Every once in a while I get some flak for dedicating this page to the Medicine Buddha because Rife engineers think it is a “new age” religion, even though Buddhism predates both Christianity and Mohammed. The Medicine Buddha is alledgedly the diety who trained the Buddha himself in how to treat people with medical problems, thus preceeding even the Buddha. A number of physicians I have met use the Medicine Buddha as a model for their practice and Tibetan Buddhism is making significant contributions to scientific research. In fact, scientists at Harvard and elsewhere have wired up monks and demonstrated that their individualized training on the internal workings of their mind generate documented physiological and emotional effects that are unheard of in “normal” Americans. I can personally testify that it is better to be an “abnormal” American, not obese, not neurotic, not sick, not on any medications, and free of any chronic disease condition like most Tibetan monks.

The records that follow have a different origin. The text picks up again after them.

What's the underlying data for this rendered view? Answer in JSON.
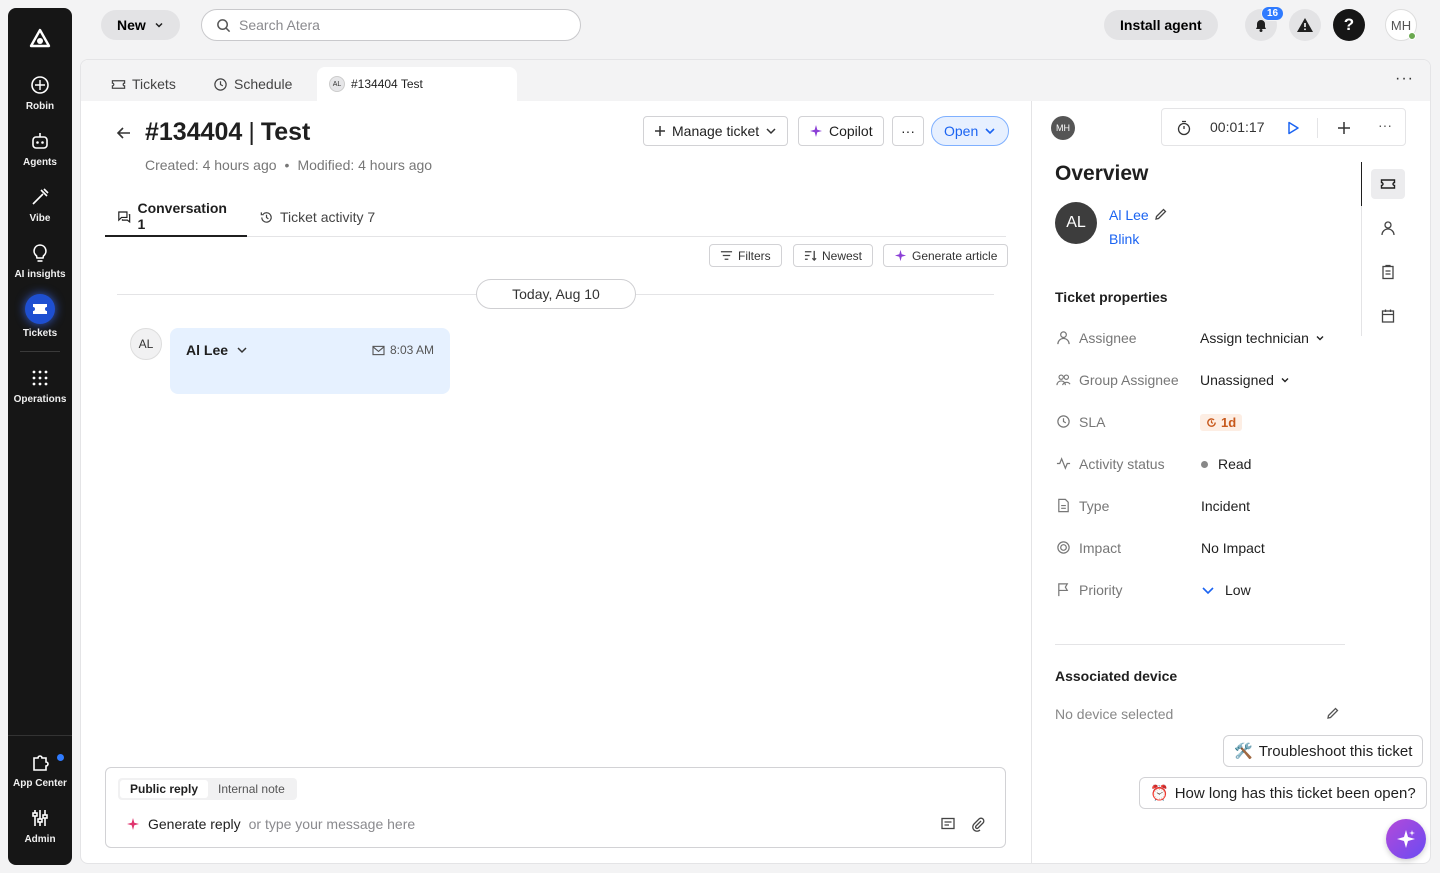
{
  "sidebar": {
    "items": [
      {
        "label": "Robin"
      },
      {
        "label": "Agents"
      },
      {
        "label": "Vibe"
      },
      {
        "label": "AI insights"
      },
      {
        "label": "Tickets"
      },
      {
        "label": "Operations"
      },
      {
        "label": "App Center"
      },
      {
        "label": "Admin"
      }
    ]
  },
  "topbar": {
    "new_label": "New",
    "search_placeholder": "Search Atera",
    "install_label": "Install agent",
    "notifications_count": "16",
    "help_label": "?",
    "user_initials": "MH"
  },
  "tabs": [
    {
      "label": "Tickets"
    },
    {
      "label": "Schedule"
    },
    {
      "label": "#134404 Test",
      "avatar": "AL"
    }
  ],
  "ticket": {
    "number": "#134404",
    "separator": "|",
    "name": "Test",
    "created": "Created: 4 hours ago",
    "modified": "Modified: 4 hours ago",
    "manage_label": "Manage ticket",
    "copilot_label": "Copilot",
    "more_label": "···",
    "status_label": "Open"
  },
  "conversation": {
    "tabs": [
      {
        "label": "Conversation 1"
      },
      {
        "label": "Ticket activity 7"
      }
    ],
    "filters_label": "Filters",
    "newest_label": "Newest",
    "generate_article_label": "Generate article",
    "date_label": "Today, Aug 10",
    "message": {
      "avatar": "AL",
      "sender": "Al Lee",
      "time": "8:03 AM"
    },
    "composer": {
      "public_reply": "Public reply",
      "internal_note": "Internal note",
      "generate_reply": "Generate reply",
      "placeholder": "or type your message here"
    }
  },
  "right_panel": {
    "user_initials": "MH",
    "timer": "00:01:17",
    "overview_title": "Overview",
    "contact": {
      "initials": "AL",
      "name": "Al Lee",
      "company": "Blink"
    },
    "properties_title": "Ticket properties",
    "properties": [
      {
        "label": "Assignee",
        "value": "Assign technician"
      },
      {
        "label": "Group Assignee",
        "value": "Unassigned"
      },
      {
        "label": "SLA",
        "value": "1d"
      },
      {
        "label": "Activity status",
        "value": "Read"
      },
      {
        "label": "Type",
        "value": "Incident"
      },
      {
        "label": "Impact",
        "value": "No Impact"
      },
      {
        "label": "Priority",
        "value": "Low"
      }
    ],
    "device_title": "Associated device",
    "device_value": "No device selected"
  },
  "suggestions": [
    {
      "emoji": "🛠️",
      "text": "Troubleshoot this ticket"
    },
    {
      "emoji": "⏰",
      "text": "How long has this ticket been open?"
    }
  ],
  "colors": {
    "accent": "#1b64f2",
    "sidebar": "#161616",
    "sla": "#c7581b"
  }
}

Tibetan Buddhism and research psychology: a match made in Nirvana?
Collaborations between monks and psychologists yield new directions in psychological research.
Monitor on Psychology, Volume 34, No. 11 December 2003
Sadie F. Dingfelder
With an eye toward understanding the inner workings of the mind and using that knowledge to reduce human suffering, psychologists and Buddhist monks may have more in common than they realize, and possibly even compatible methodology. These commonalities are driving collaborations between some psychologists and Buddhist monks.
Richard Davidson, PhD, a psychology professor at the University of Wisconsin-Madison, for one, believes that the shared goals and empiricism of these two traditions could lead to useful advances for each. Tibetan Buddhism, says Davidson, is not a dogmatic religion; knowledge in the tradition is gained by examining one’s own experience. Monks train for years to become expert observers of the inner workings of their own minds, he says. Research psychology, on the other hand, attempts to understand mental processes by focusing on third-person observation and de-emphasizing subjective observations of mental phenomena, he explains.